Once past the waterfall (having completed the first section of bolder field) there is a great little ledge for a quick rest, but unfortunately the loose and rocky climb continues (second section) – it’s just obscured from where you are below the waterfall.
The second section leads up to another ridge and once over this, you finally get to appreciate the views of the glacier that lies below the summit. Somewhat deceiving in it’s size… it’s actually massive. And also somewhat keeping the actual summit out of sight as it sits a little further back than in the below picture.
To put it into
A close up of the glacier below Cypress Peak, near Whistler.
We followed along the bottom of the glacier, peering in small ice caves cause by running water moving through the glacier, when we came across this huge whole… Upon closer inspection this ice cave was so big it was somewhat the size of an underground skytrain/tube station: 100m long, 10m wide and 5m high. The thing was a monster. We quickly snuck in to grab a pic and then headed out swiftly…
Once past the glacier, keep following the odd cairn marker making you way to the base of the ridge summit that lies along the north of the glacier. Eventually you come to a shoulder that provides incredible views looking north over glacial lakes and another large glacier, into the other valley.

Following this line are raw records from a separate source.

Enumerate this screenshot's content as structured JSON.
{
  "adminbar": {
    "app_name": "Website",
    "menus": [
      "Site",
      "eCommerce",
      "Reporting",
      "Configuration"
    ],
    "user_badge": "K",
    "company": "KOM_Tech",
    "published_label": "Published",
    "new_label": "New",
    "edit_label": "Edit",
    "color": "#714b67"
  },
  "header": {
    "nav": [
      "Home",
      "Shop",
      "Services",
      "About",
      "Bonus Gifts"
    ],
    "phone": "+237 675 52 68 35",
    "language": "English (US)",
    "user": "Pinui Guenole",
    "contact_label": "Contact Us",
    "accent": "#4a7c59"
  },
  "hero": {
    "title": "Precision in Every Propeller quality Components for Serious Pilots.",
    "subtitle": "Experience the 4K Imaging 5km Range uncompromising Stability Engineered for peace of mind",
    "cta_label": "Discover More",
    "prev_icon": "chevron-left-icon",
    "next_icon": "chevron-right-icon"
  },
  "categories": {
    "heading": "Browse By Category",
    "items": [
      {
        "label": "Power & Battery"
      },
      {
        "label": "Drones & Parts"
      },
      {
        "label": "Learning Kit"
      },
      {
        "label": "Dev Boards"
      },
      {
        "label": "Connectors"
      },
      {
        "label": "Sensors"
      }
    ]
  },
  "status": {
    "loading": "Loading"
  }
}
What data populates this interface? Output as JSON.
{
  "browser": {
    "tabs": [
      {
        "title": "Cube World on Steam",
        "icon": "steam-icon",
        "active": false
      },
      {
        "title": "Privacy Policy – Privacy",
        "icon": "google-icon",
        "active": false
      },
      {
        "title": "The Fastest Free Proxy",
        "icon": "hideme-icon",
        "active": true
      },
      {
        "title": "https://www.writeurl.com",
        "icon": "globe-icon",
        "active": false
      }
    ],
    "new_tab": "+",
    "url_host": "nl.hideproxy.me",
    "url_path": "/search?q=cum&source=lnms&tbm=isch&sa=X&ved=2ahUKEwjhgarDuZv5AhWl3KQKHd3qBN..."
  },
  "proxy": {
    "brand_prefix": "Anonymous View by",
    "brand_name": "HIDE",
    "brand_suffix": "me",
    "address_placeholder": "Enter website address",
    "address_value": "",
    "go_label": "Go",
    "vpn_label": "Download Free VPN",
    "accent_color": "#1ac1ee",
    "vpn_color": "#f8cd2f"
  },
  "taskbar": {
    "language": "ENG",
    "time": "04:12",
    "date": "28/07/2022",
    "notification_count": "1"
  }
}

From this shoulder you turn left and begin your way up the ridge to the summit. A few ribbon trail markers appear again, but keep a careful eye out for them as they’re few and far between. Half way up the ridge it somewhat flattens just before the crux – this would not only make for an excellent camp spot, but provides pretty much 360 views of the West Coast Mountains…
From this point you also get an excellent view of the final ridge scramble up to the summit and the crux that lies just beyond this point. The ridge scramble is excellent, with some exposure and big falls down to the glaciers on either side.
Views of the summit ridge scramble only got better the closer we got, but the amount of snow and ice on the summit was increasing more and more.
As we continued to make our way along the ridge the size of the crux became apparent. A large 20m wall of rock, which at this time of year, was unfortunately already covered in ice to make it worth taking the risk – especially considering we didn’t have ropes or helmets.
We decided to head back to the flat area rather than risk the crux due to all the ice. But definitely going back. Have heard you can also ski off the top of this in the winter so that could be worth the trip too.